Our customers have observed that with basic training, end users are able to learn how to do a first level triage to see if the problem is in their network or in their virtual desktop. They can contact the virtual desktop team only if the problem is neither in their network nor in their virtual desktop. This way, the end user dashboard allows enterprises deploying virtual desktops to:
Reduce the volume of helpdesk calls;
Have their key VDI experts spend time troubleshooting issues that lie in domains that they control;
Resolve virtual desktop performance issues at the earliest (since problems are directed to the right domains);
Build confidence in the user community about the technology.
There is to a growing trend where VDI pilots go well until virtual desktops are being rolled out in production environments with thousands of users, when unexpected performance and cost overrun problems start to occur. Users start to complain about sluggish applications and ask for their laptops back.
Attempts at fixing these performance problems by using traditional virtual desktop planning tools and by throwing more hardware at the problem quickly cause cost overruns, kill ROI and typically don’t resolve the performance issue.
We are proud to announce a new groundbreaking VDI performance assessment service, eG Perform™, to help companies pre-empt and overcome virtual desktop performance issues so they can deliver on the desktop virtualization promise of flexibility, scalability and end-user satisfaction. eG Perform fills a huge gap in the market by identifying VDI bottlenecks and helping companies restore performance and deliver on the promise of desktop virtualization.
In the early stages of VDI deployment, focus was on desktop virtualization viability.
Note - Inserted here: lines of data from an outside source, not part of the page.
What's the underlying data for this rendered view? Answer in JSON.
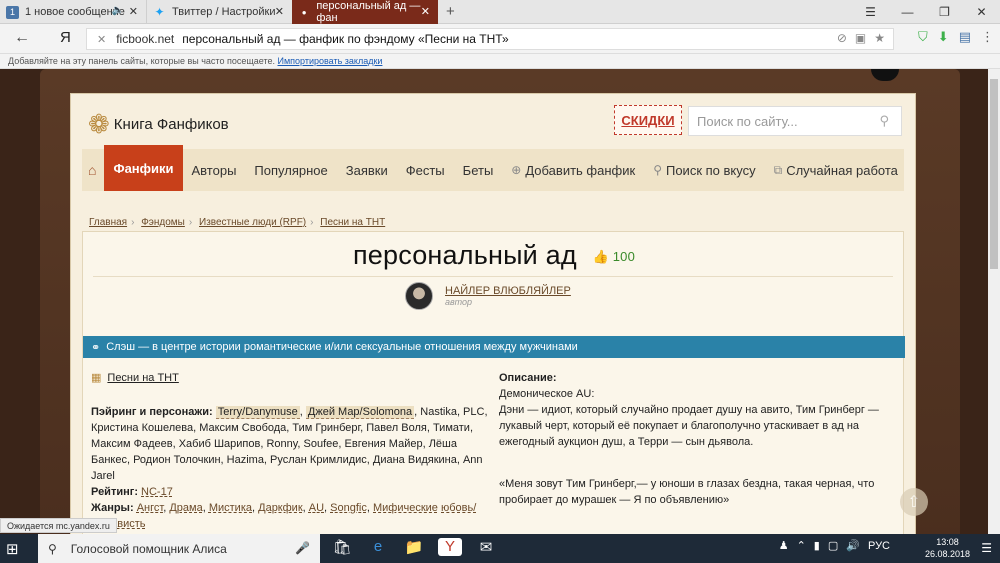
{
  "tabs": [
    {
      "label": "1 новое сообщение",
      "icon": "vk-icon"
    },
    {
      "label": "Твиттер / Настройки",
      "icon": "twitter-icon"
    },
    {
      "label": "персональный ад — фан",
      "icon": "ficbook-icon"
    }
  ],
  "address": {
    "domain": "ficbook.net",
    "title": "персональный ад — фанфик по фэндому «Песни на ТНТ»"
  },
  "bookmarks": {
    "hint": "Добавляйте на эту панель сайты, которые вы часто посещаете.",
    "import_link": "Импортировать закладки"
  },
  "site": {
    "logo": "Книга Фанфиков",
    "sale": "СКИДКИ",
    "search_placeholder": "Поиск по сайту...",
    "menu": [
      "Фанфики",
      "Авторы",
      "Популярное",
      "Заявки",
      "Фесты",
      "Беты"
    ],
    "menu_actions": [
      "Добавить фанфик",
      "Поиск по вкусу",
      "Случайная работа"
    ]
  },
  "breadcrumbs": [
    "Главная",
    "Фэндомы",
    "Известные люди (RPF)",
    "Песни на ТНТ"
  ],
  "work": {
    "title": "персональный ад",
    "likes": "100",
    "author_name": "НАЙЛЕР ВЛЮБЛЯЙЛЕР",
    "author_role": "автор",
    "direction": "Слэш — в центре истории романтические и/или сексуальные отношения между мужчинами",
    "fandom": "Песни на ТНТ",
    "pairing_label": "Пэйринг и персонажи:",
    "pairing_tag1": "Terry/Danymuse",
    "pairing_tag2": "Джей Мар/Solomona",
    "pairing_rest": ", Nastika, PLC, Кристина Кошелева, Максим Свобода, Тим Гринберг, Павел Воля, Тимати, Максим Фадеев, Хабиб Шарипов, Ronny, Soufee, Евгения Майер, Лёша Банкес, Родион Толочкин, Hazima, Руслан Кримлидис, Диана Видякина, Ann Jarel",
    "rating_label": "Рейтинг:",
    "rating": "NC-17",
    "genres_label": "Жанры:",
    "genres": [
      "Ангст",
      "Драма",
      "Мистика",
      "Даркфик",
      "AU",
      "Songfic",
      "Мифические",
      "юбовь/Ненависть"
    ],
    "desc_label": "Описание:",
    "desc_line1": "Демоническое AU:",
    "desc_body": "Дэни — идиот, который случайно продает душу на авито, Тим Гринберг — лукавый черт, который её покупает и благополучно утаскивает в ад на ежегодный аукцион душ, а Терри — сын дьявола.",
    "quote": "«Меня зовут Тим Гринберг,— у юноши в глазах бездна, такая черная, что пробирает до мурашек — Я по объявлению»"
  },
  "status_text": "Ожидается mc.yandex.ru",
  "taskbar": {
    "search": "Голосовой помощник Алиса",
    "lang": "РУС",
    "time": "13:08",
    "date": "26.08.2018"
  }
}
Pre-deployment assessments were used to determine the virtualization readiness of physical desktops. As the technology matured, the focus is shifting to performance assurance, right sizing and optimization of large scale deployments. Consequently, performance assessment has had to evolve from just focusing on physical desktops to a complete analysis of the virtual desktop infrastructure.
VDI Performance Assessment Overview
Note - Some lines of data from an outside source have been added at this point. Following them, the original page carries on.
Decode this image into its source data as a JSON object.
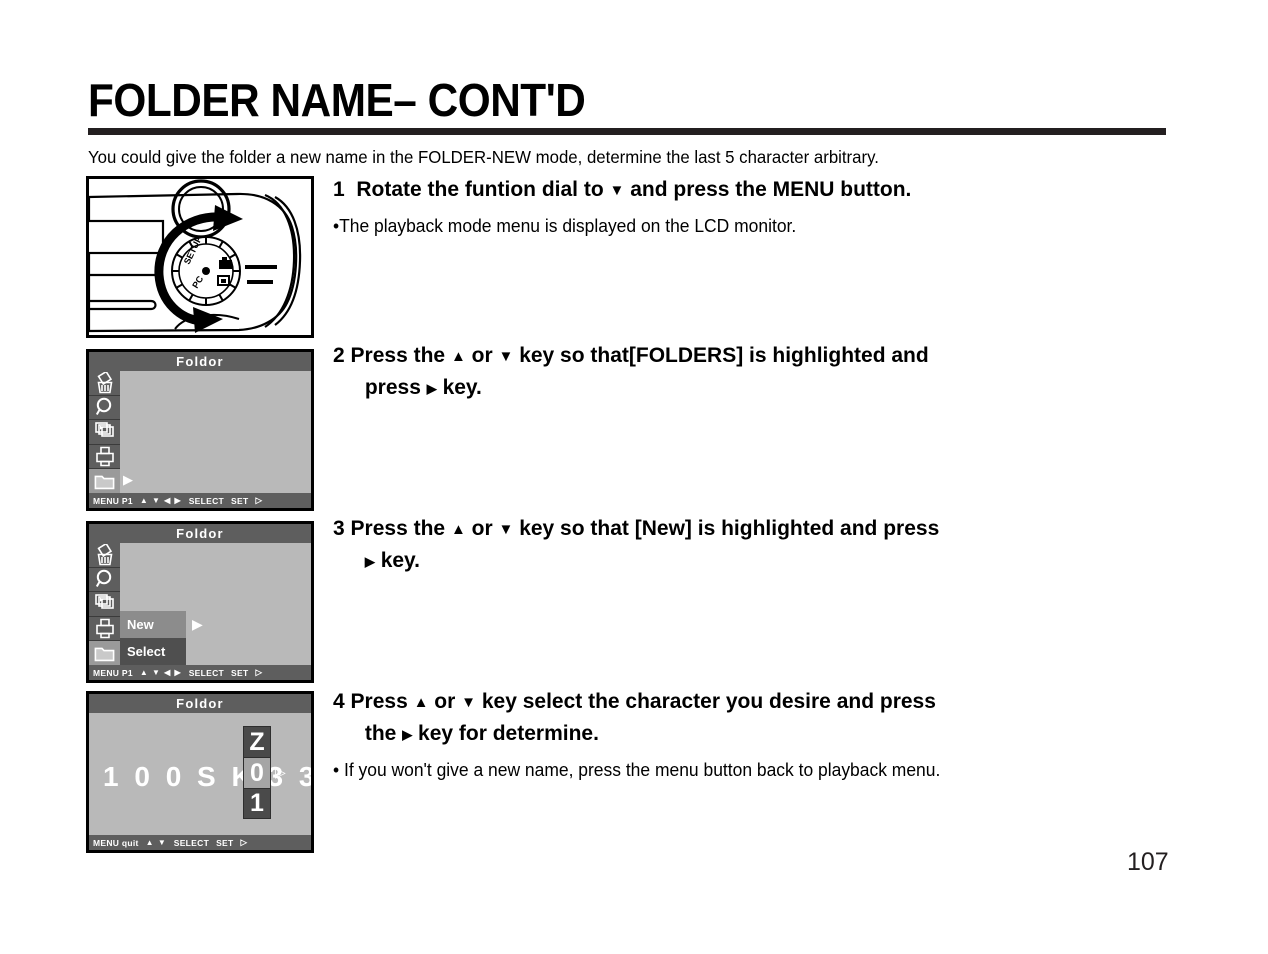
{
  "document": {
    "title": "FOLDER NAME– CONT'D",
    "intro": "You could give the folder a new name in the FOLDER-NEW mode, determine the last 5 character arbitrary.",
    "page_number": "107"
  },
  "glyphs": {
    "up": "▲",
    "down": "▼",
    "left": "◀",
    "right": "▶",
    "right_outline": "▷",
    "bullet": "•"
  },
  "steps": [
    {
      "number": "1",
      "head_part1": "Rotate the funtion dial to",
      "head_glyph": "▼",
      "head_part2": "and press the MENU button.",
      "note": "•The playback mode menu is displayed on the LCD monitor."
    },
    {
      "number": "2",
      "line1_a": "Press the",
      "line1_g1": "▲",
      "line1_b": "or",
      "line1_g2": "▼",
      "line1_c": "key so that[FOLDERS] is highlighted and",
      "line2_a": "press",
      "line2_g1": "▶",
      "line2_b": "key.",
      "note": ""
    },
    {
      "number": "3",
      "line1_a": "Press the",
      "line1_g1": "▲",
      "line1_b": "or",
      "line1_g2": "▼",
      "line1_c": "key so that [New] is highlighted and press",
      "line2_g1": "▶",
      "line2_b": "key.",
      "note": ""
    },
    {
      "number": "4",
      "line1_a": "Press",
      "line1_g1": "▲",
      "line1_b": "or",
      "line1_g2": "▼",
      "line1_c": "key select the character you desire and press",
      "line2_a": "the",
      "line2_g1": "▶",
      "line2_b": "key for determine.",
      "note": "• If you won't give a new name, press the menu button back to playback menu."
    }
  ],
  "figures": {
    "camera": {
      "caption": "camera body with mode dial",
      "dial_labels": [
        "SETUP",
        "PC"
      ]
    },
    "lcd_menu": {
      "title": "Foldor",
      "icons": [
        "trash-icon",
        "magnifier-icon",
        "slideshow-icon",
        "printer-icon",
        "folder-icon"
      ],
      "selected_icon": "folder-icon",
      "footer": {
        "menu_label": "MENU P1",
        "keys": "▲ ▼ ◀ ▶",
        "select_label": "SELECT",
        "set_label": "SET",
        "set_glyph": "▷"
      }
    },
    "lcd_submenu": {
      "title": "Foldor",
      "items": [
        {
          "label": "New",
          "state": "highlight"
        },
        {
          "label": "Select",
          "state": "normal"
        }
      ],
      "footer": {
        "menu_label": "MENU P1",
        "keys": "▲ ▼ ◀ ▶",
        "select_label": "SELECT",
        "set_label": "SET",
        "set_glyph": "▷"
      }
    },
    "lcd_chars": {
      "title": "Foldor",
      "name_prefix": "1 0 0 S K 3 3",
      "spinner": [
        {
          "value": "Z",
          "state": "dim"
        },
        {
          "value": "0",
          "state": "sel"
        },
        {
          "value": "1",
          "state": "dim"
        }
      ],
      "footer": {
        "menu_label": "MENU quit",
        "keys": "▲ ▼",
        "select_label": "SELECT",
        "set_label": "SET",
        "set_glyph": "▷"
      }
    }
  }
}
eG’s new VDI performance assessment service leverages eG Innovations’ patented and award-winning cloud-based performance assurance platform that delivers pre-emptive, automated, and integrated performance assurance for dynamic IT environments. eG Perform deploys a unique methodology and patented technology to provide VDI project managers with:
Actionable insight and guidance to quickly diagnose and resolve performance bottlenecks, and deliver on the promise of exceptional performance, user productivity, and ROI;
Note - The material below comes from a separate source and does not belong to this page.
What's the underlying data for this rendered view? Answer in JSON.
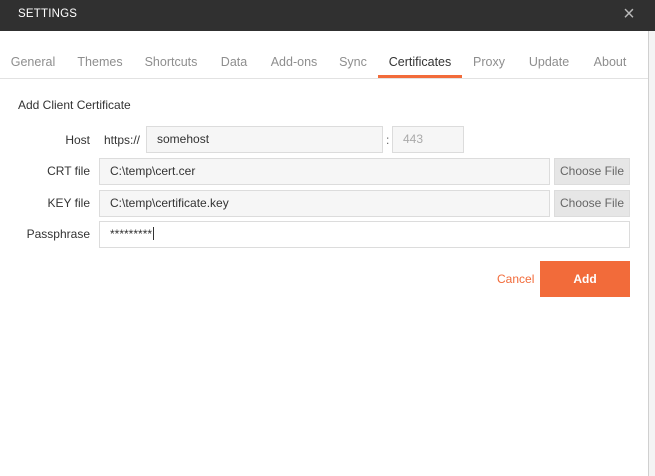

Complete end-to-end performance visibility and diagnosis across every tier, every layer of the virtual desktop service – Citrix, VMware, Network, Active Directory, Storage, Applications – so you know what’s working and what’s not; and,
Detailed reports and powerful analytics to right-size and optimize the virtual desktop infrastructure and increase ROI, complete with actionable insight into hardware bottlenecks, top users, top apps, critical dependencies, etc.
Integrated with eG’s on-demand cloud-based performance assurance platform eG-on-Tap, the eG Perform assessment service allows enterprises to baseline their current VDI performance, understand critical bottlenecks, and identify how they can optimize their virtual desktop infrastructure for peak performance and cost efficiency.
Free Assessment Offer
Enterprises interested in trying out the service risk-free can get a complete eG Perform analysis for up to five servers free of charge for a three-week period. The service will deliver a comprehensive report documenting the current performance of the virtual desktop infrastructure complete with identified performance bottlenecks and areas for optimization.
Desktop transformation promises to reduce cost, improve reliability, and provide better user productivity. Especially in complex hybrid desktop environments, many organizations are looking to accelerate deployments and improve the desktop experience to deliver business value and accommodate user requirements for personalization, application performance and security.